Your emergency department visit

To access the mental health mobile crisis team call 902-429-8167 or toll-free at 1-888-429-8167. This is a 24 hour, seven days a week phone service to help you or your loved one cope with mental health and addiction challenges in the moment. 

Call 811 for health advice, 911 for emergencies

What can you expect when you arrive at the emergency department for care?

The first person you’ll see when you arrive in one of our emergency departments is a triage paramedic or nurse. 

Triage staff will ask you questions about what’s brought you here. They will also ask about existing health conditions and any medications you are taking. They will check your breathing, pulse blood pressure and temperature too.

Once triage staff have gathered your information and measured your vital signs, they will assign you a score between one and five. This affects the order in which you are seen.

We use the Canadian Triage Acuity Scale (CTAS) to assess people who come to our emergency departments. CTAS is used across Canada as the standard triage system in emergency medicine.

Level 1: Life-threatening

Common examples:

  • Your heart has stopped or you’ve experienced a life-threatening trauma. You’ve likely come in by ambulance. You will receive treatment right away.

Level 2: Emergency
Common examples
You are:

  • having symptoms of a heart attack or stroke
  • not conscious
  • having a lot of trouble breathing 
  • bleeding severely

Level 3: Urgent
Common examples
You are experiencing:

  • head injury, deep cut or foreign object in eyes/ears 
  • chest pain (not related to known heart problem) 
  • signs of serious infection 
  • urgent mental health concerns

Level 4: Less urgent
Common examples

  • You have back, arm or leg pain (breaks/sprains) or cuts.

Level 5: Not urgent
Common examples

  • You have a sore throat, ear infection, minor cuts or bumps, or need a prescription refill.

How long will I wait for care?

Emergency department wait times depend on:

  • How urgently you and others need care. 
  • How busy the emergency department is. 
  • Once you have been assessed, you may need to have further tests (e.g. x-rays or lab tests) or be seen by a specialist. 

Why is that person going ahead of me?

Patients are seen by a doctor in order of need. 

It is not always possible to tell how ill someone is by looking at them. 

A patient who appears ok may need attention right away. 

Some patients need to be seen by a specialist, such as a neurologist or a cardiologist.
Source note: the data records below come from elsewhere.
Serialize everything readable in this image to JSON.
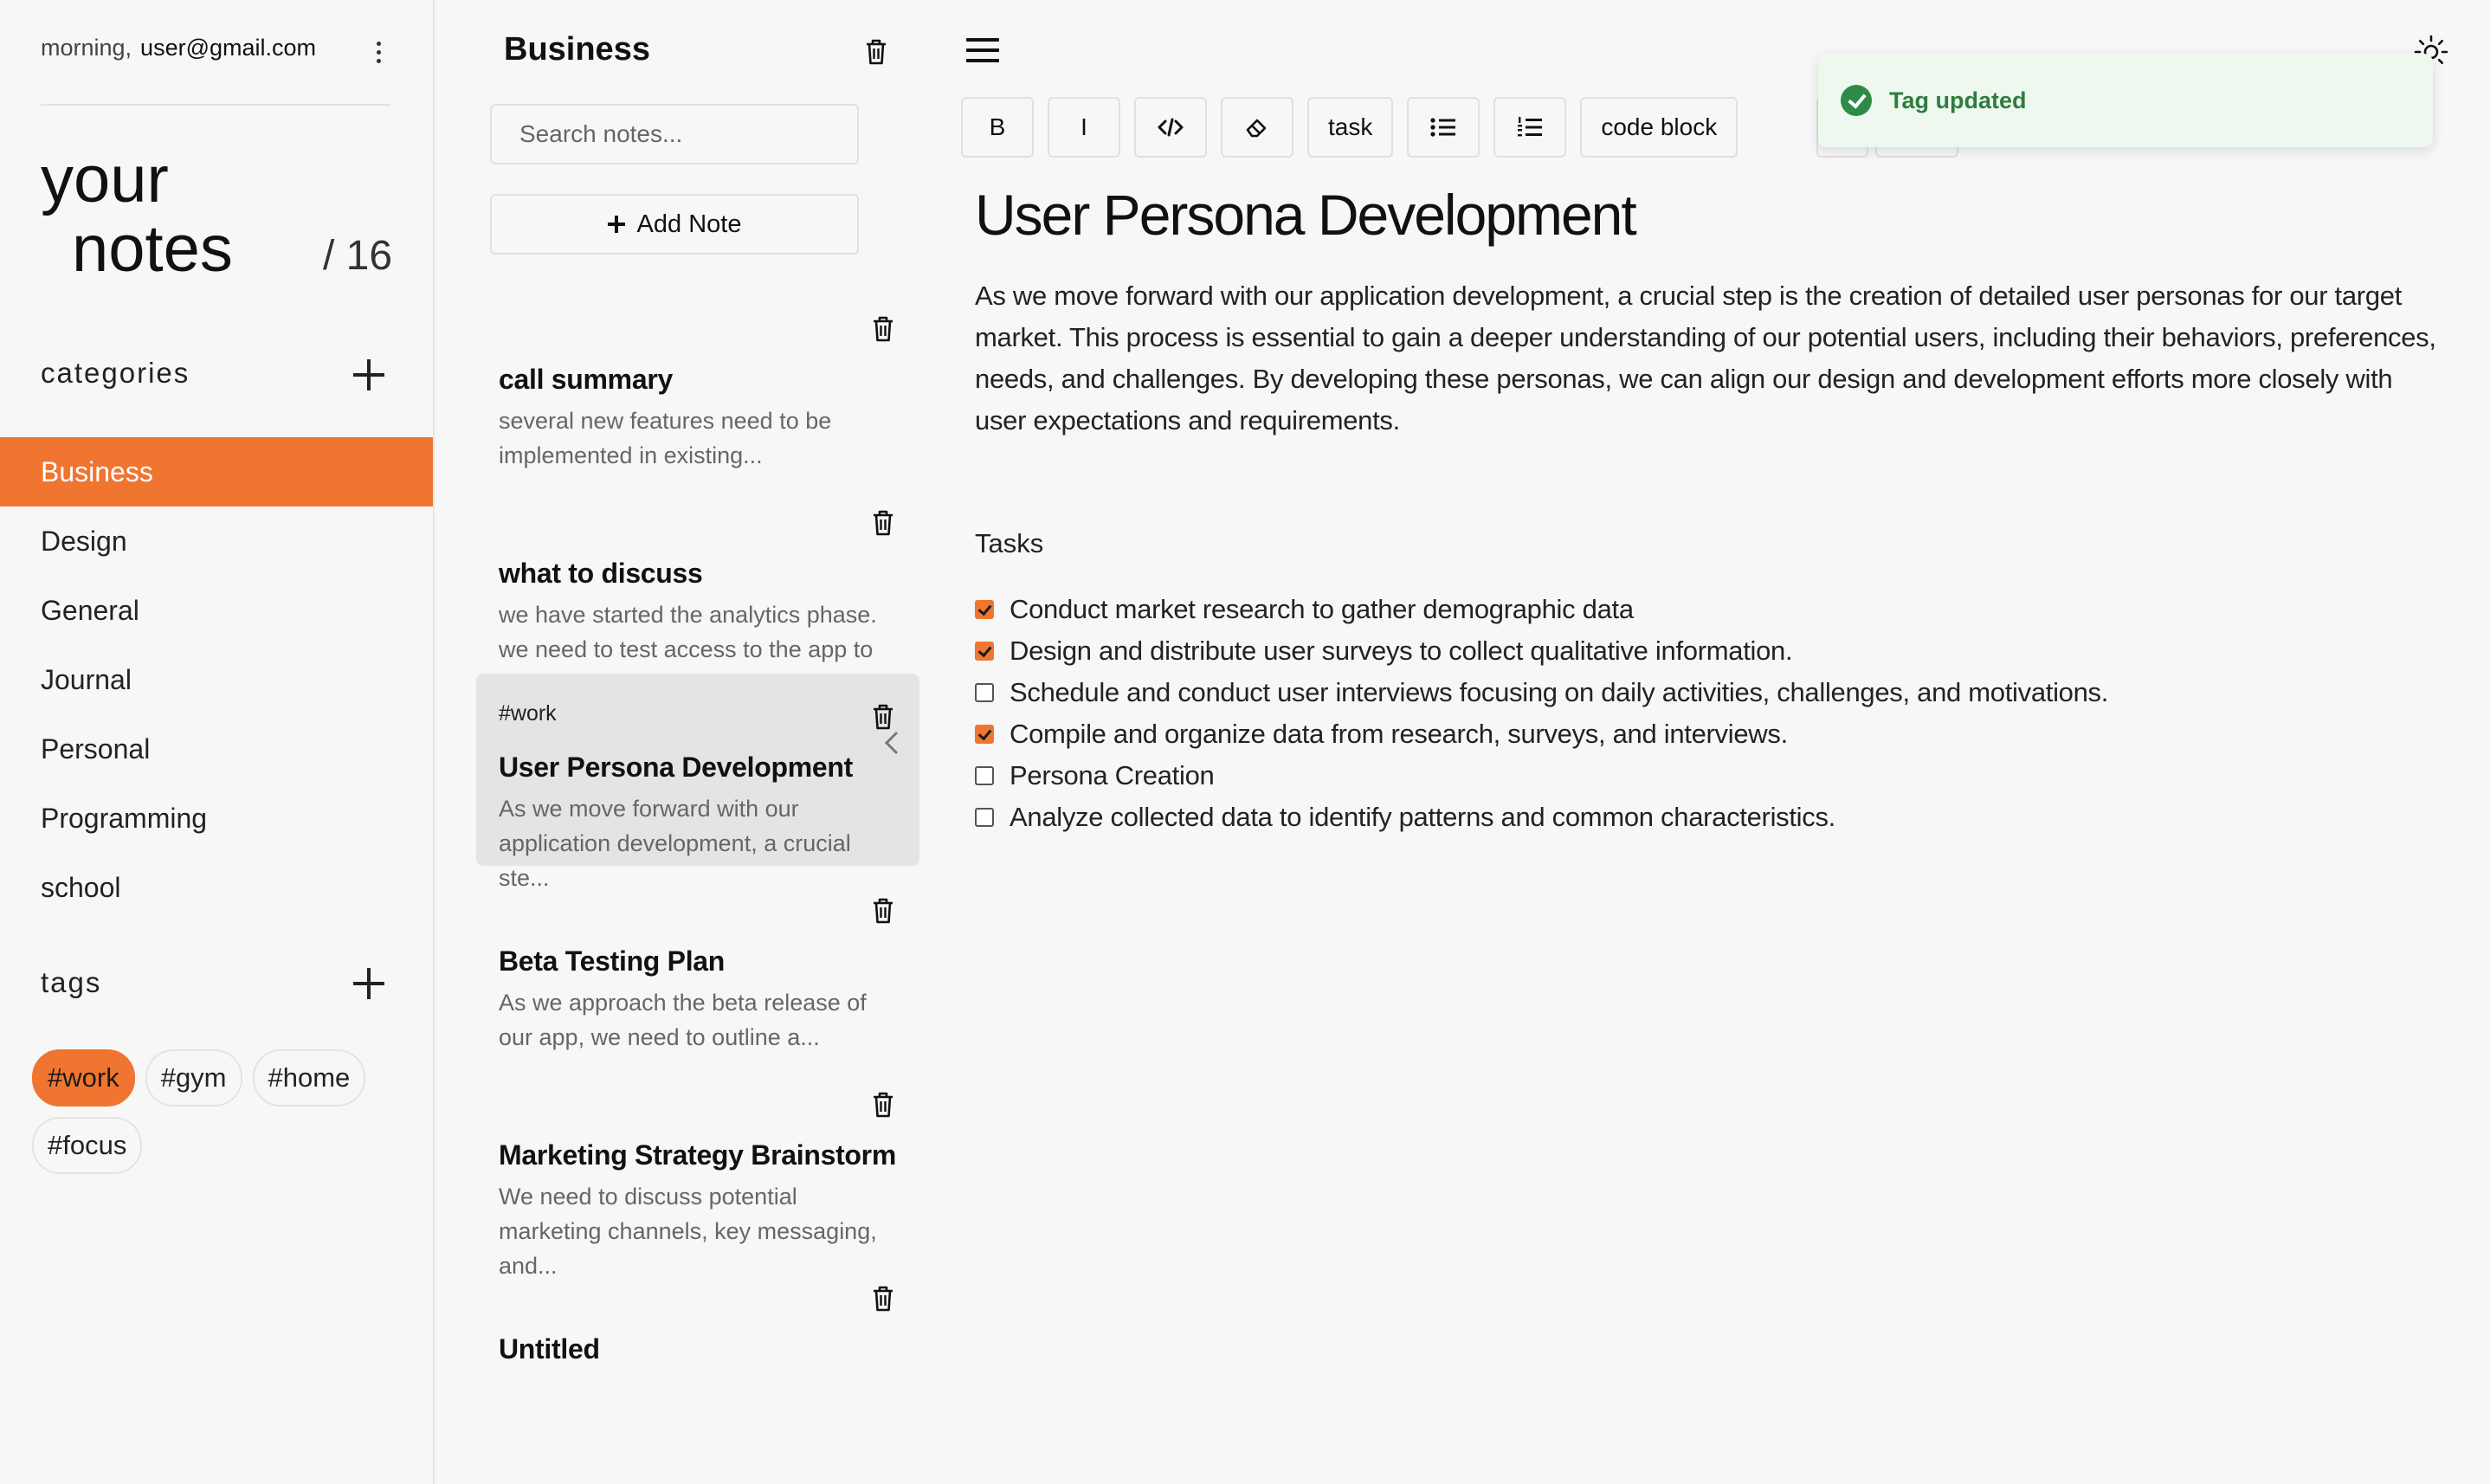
{
  "sidebar": {
    "greeting": "morning,",
    "email": "user@gmail.com",
    "title_line1": "your",
    "title_line2": "notes",
    "count": "/ 16",
    "categories_label": "categories",
    "categories": [
      {
        "label": "Business",
        "active": true
      },
      {
        "label": "Design"
      },
      {
        "label": "General"
      },
      {
        "label": "Journal"
      },
      {
        "label": "Personal"
      },
      {
        "label": "Programming"
      },
      {
        "label": "school"
      }
    ],
    "tags_label": "tags",
    "tags": [
      {
        "label": "#work",
        "active": true
      },
      {
        "label": "#gym"
      },
      {
        "label": "#home"
      },
      {
        "label": "#focus"
      }
    ]
  },
  "notes_list": {
    "title": "Business",
    "search_placeholder": "Search notes...",
    "add_note_label": "Add Note",
    "notes": [
      {
        "tag": "",
        "title": "call summary",
        "preview": "several new features need to be implemented in existing..."
      },
      {
        "tag": "",
        "title": "what to discuss",
        "preview": "we have started the analytics phase. we need to test access to the app to track..."
      },
      {
        "tag": "#work",
        "title": "User Persona Development",
        "preview": "As we move forward with our application development, a crucial ste...",
        "selected": true
      },
      {
        "tag": "",
        "title": "Beta Testing Plan",
        "preview": "As we approach the beta release of our app, we need to outline a..."
      },
      {
        "tag": "",
        "title": "Marketing Strategy Brainstorm",
        "preview": "We need to discuss potential marketing channels, key messaging, and..."
      },
      {
        "tag": "",
        "title": "Untitled",
        "preview": ""
      }
    ]
  },
  "toolbar": {
    "bold": "B",
    "italic": "I",
    "code_icon": "code-icon",
    "eraser_icon": "eraser-icon",
    "task": "task",
    "bullet_icon": "bullet-list-icon",
    "ordered_icon": "ordered-list-icon",
    "code_block": "code block"
  },
  "editor": {
    "title": "User Persona Development",
    "body": "As we move forward with our application development, a crucial step is the creation of detailed user personas for our target market. This process is essential to gain a deeper understanding of our potential users, including their behaviors, preferences, needs, and challenges. By developing these personas, we can align our design and development efforts more closely with user expectations and requirements.",
    "tasks_heading": "Tasks",
    "tasks": [
      {
        "text": "Conduct market research to gather demographic data",
        "checked": true
      },
      {
        "text": "Design and distribute user surveys to collect qualitative information.",
        "checked": true
      },
      {
        "text": "Schedule and conduct user interviews focusing on daily activities, challenges, and motivations.",
        "checked": false
      },
      {
        "text": "Compile and organize data from research, surveys, and interviews.",
        "checked": true
      },
      {
        "text": "Persona Creation",
        "checked": false
      },
      {
        "text": "Analyze collected data to identify patterns and common characteristics.",
        "checked": false
      }
    ]
  },
  "toast": {
    "message": "Tag updated",
    "icon": "check-circle-icon"
  },
  "colors": {
    "accent": "#f07530",
    "toast_bg": "#eef8ee",
    "toast_text": "#2e7d3e",
    "selected_note_bg": "#e4e4e4"
  }
}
If this specialist is available, their patient will be brought in to see him or her.

In some emergency departments, people with minor injuries can be treated in a different area, either inside or outside of the department.

The waiting room is almost empty. Why the wait?

If an ambulance brings in a patient who needs immediate life-saving care (Level 1), that patient will be brought directly into the emergency department for care. 

The waiting room could be almost empty, yet someone is receiving life-saving care within the department.

Do patients who arrive by ambulance receive care more quickly?

Patients who arrive by ambulance are triaged like other patients. 

If an ambulance brings in a patient who needs immediate life-saving care (Level 1), that patient will be brought directly into the emergency department for care. 

Otherwise, they will wait for care according to their triage level, the same as other patients. 

What else can I do?

  • For non-urgent matters, your family practice or a local walk-in clinic may be a more appropriate place for care. You’ll also likely have a shorter wait.
  • If you do not have a family practice, call 811 or visit to join a provincial wait list. 
  • Call 811 to speak with a registered nurse and get advice on non-urgent medical matters. This service is available 24 hours a day, seven days a week. 
  • Make sure that you and your family have enough prescribed medication, especially over vacations, holidays and weekends. 
  • Your community pharmacist may offer advice on non-urgent medication matters.
  • If you have a chronic illness, keep your regular appointments with your doctor.
  • Ask your doctor what changes in your medical condition would need urgent medical attention.
  • If you decide to leave the emergency department without being seen, please let our triage staff know.